=== Directions for this task ===
Although the data below contains pictures, please reproduce only its words, exactly.

┌─ Extracted entries

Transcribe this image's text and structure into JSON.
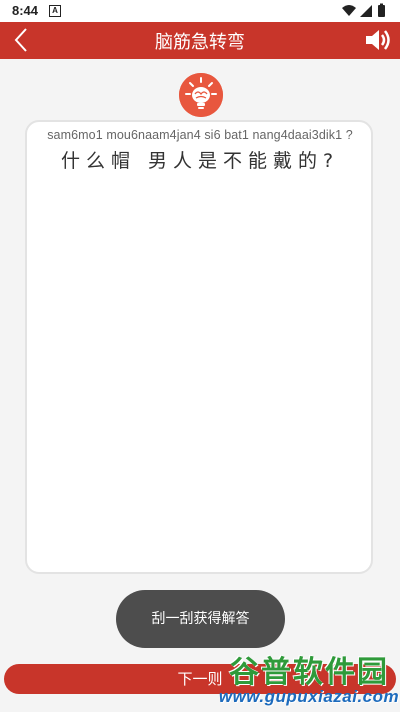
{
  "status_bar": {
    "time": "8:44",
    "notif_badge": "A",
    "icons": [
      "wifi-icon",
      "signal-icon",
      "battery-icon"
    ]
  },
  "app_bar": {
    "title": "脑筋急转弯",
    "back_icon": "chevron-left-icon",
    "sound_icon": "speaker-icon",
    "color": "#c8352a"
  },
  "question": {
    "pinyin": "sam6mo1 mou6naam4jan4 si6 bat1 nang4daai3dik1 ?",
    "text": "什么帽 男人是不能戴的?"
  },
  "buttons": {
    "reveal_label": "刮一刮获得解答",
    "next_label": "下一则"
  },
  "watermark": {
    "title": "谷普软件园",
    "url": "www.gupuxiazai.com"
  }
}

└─

=== Response to this task ===
Transcribe this image's text and structure into JSON.
{
  "status_bar": {
    "time": "8:44",
    "notif_badge": "A",
    "icons": [
      "wifi-icon",
      "signal-icon",
      "battery-icon"
    ]
  },
  "app_bar": {
    "title": "脑筋急转弯",
    "back_icon": "chevron-left-icon",
    "sound_icon": "speaker-icon",
    "color": "#c8352a"
  },
  "question": {
    "pinyin": "sam6mo1 mou6naam4jan4 si6 bat1 nang4daai3dik1 ?",
    "text": "什么帽 男人是不能戴的?"
  },
  "buttons": {
    "reveal_label": "刮一刮获得解答",
    "next_label": "下一则"
  },
  "watermark": {
    "title": "谷普软件园",
    "url": "www.gupuxiazai.com"
  }
}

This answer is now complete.